Local eye doc provides vision of patriotism
By Michael Davis 1/6/10
Soldier Daniel McKey, 28, of the Louisiana National Guard's 415th battalion, shows off a pair of ballistic sunglasses donated by Dr. de la Houssaye. * Photo courtesy of SEECA
The pulse of patriotism still beats, and locals wouldn't have it any other way.
Members of Houma's Charlie and Thibodaux's Delta companies - part of the 2nd Battalion, 256th Infantry Brigade Combat Team - are lacing up their boots once again, preparing for a road of hardships and unknowns.
The two companies will begin a 12-month stint in Iraq starting Jan. 8. However, a local ophthalmologist is making the trip a little bit safer, two eyes at a time.
Dr. A.J. de la Houssaye, of SEECA ophthalmology, donated $21,000 in military-issued ballistic sunglasses to members of both companies last month.
He has long been known as an advocate of patriotism, participating in area military mural projects and celebrations like the Patriots Parade. And given his track record, that's not likely to change any time soon.
De la Houssaye said that 140 pairs of sunglasses were donated to unknowing soldiers during a deployment dinner held in mid-December. "They were amazed and shocked, he said."
Oakley manufactures the shades at $150 per pair. But you won't find these at your local sunglass hut - they're issued to military personnel only. "I can't even give these away to my friends or family," he claimed.
The sunglasses are made of a special shatter-resistant material called Plutonite. If a projectile hits the lens, its energy is absorbed, sending the object in a different direction and protecting the soldier's eyes.
"[The sunglasses] are the same caliber as a bullet proof vest, but [they're] for the eyes," he explained. The shades will also help reduce discomfort and heat that can sometimes stem from bulky, military-issued goggles.
Too often, those goggles can be found resting on the tops of soldiers' heads, leaving their eyes exposed and vulnerable. De la Houssaye said the new sunglasses would help provide constant protection to soldiers stationed in countries with tropical climates and other harsh weather conditions.
But for the Houma ophthalmologist, the donation was personal.

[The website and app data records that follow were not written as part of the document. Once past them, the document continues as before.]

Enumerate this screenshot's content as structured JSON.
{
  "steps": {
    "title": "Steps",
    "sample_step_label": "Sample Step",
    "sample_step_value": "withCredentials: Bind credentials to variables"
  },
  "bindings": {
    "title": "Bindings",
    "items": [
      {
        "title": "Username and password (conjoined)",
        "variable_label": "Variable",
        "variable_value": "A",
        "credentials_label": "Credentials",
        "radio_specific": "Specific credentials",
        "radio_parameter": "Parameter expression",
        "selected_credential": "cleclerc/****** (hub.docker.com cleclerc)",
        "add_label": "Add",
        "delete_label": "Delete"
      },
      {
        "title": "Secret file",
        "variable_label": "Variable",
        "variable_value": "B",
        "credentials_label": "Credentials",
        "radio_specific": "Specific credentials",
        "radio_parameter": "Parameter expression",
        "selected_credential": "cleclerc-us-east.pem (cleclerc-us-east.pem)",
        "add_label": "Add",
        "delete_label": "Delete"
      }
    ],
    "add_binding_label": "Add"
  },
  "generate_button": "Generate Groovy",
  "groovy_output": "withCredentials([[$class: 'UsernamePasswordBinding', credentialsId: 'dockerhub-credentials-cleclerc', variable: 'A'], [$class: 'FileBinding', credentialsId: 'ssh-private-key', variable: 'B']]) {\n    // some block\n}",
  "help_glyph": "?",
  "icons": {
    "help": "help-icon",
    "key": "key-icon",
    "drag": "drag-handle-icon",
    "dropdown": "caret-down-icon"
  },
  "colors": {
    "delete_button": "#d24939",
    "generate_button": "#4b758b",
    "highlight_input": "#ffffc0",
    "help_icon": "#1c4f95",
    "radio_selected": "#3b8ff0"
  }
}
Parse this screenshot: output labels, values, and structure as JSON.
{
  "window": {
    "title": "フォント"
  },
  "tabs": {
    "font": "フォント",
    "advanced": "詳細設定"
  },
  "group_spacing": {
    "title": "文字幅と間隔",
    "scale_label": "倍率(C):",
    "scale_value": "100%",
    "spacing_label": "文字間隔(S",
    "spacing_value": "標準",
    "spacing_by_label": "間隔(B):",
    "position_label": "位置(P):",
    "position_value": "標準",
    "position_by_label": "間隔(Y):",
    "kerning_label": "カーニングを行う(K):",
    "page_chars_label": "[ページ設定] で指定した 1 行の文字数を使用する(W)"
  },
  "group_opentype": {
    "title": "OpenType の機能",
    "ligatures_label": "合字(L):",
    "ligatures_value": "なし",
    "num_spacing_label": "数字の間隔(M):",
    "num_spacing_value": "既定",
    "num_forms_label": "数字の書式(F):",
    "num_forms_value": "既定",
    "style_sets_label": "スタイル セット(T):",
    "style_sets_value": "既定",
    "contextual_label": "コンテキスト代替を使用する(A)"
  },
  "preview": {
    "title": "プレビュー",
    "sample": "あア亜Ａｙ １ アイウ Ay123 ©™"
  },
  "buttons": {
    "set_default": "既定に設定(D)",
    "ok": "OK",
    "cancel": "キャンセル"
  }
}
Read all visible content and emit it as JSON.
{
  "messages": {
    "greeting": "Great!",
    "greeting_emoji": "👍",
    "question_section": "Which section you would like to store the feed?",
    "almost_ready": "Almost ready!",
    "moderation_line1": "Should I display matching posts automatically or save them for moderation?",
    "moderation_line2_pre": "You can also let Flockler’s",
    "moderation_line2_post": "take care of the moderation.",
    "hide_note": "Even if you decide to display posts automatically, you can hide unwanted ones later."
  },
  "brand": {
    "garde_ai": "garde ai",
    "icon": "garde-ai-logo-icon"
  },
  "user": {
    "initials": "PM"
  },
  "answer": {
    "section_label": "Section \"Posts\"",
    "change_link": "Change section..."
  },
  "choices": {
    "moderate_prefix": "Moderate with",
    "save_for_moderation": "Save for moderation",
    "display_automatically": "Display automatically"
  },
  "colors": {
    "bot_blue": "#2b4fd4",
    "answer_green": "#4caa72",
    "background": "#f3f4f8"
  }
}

"I went up to every single soldier at the deployment dinner and gave them a pair of glasses. It was a really cool thing for me to be able to do and let those guys know how much we appreciate their service," he said.
De la Houssaye's military ties can be traced back to 1968, when his father served and was killed in Vietnam. Although struck with angst at a young age, evidence of his giving nature can still be found.
As part of his efforts to support local troops and their families, de le Houssaye also offers Veterans free eye exams at his Houma office during the months of November and December.
"The main reason I do that is because I was affected as a kid," he said.
"My father was killed in action… and because of that, I went through a lot of tough times growing up. I knew what it was like to lose [someone] serving in the military.
"There are a lot of people in this area who have similar stories. I wanted to reach out to those people and give something back."
Within the two-month period, de la Houssaye said he typically sees about 300 veterans, some of whom may be returning to active duty.
Unfortunately, the grim realities that come with military service still linger. While the deployment dinner was meant as more a celebration than a farewell, some realize this could have been the final goodbye.
"A lot of these boys that are going [to Iraq]; we'll never see them again," de la Houssaye said. "So it really made that dinner special for me, because I knew it might be the last time I'm going to see them.
"I wanted them to know how much it means to me, and the community, that they're putting their life on the line to protect us. I mean, there's not too many people who do that."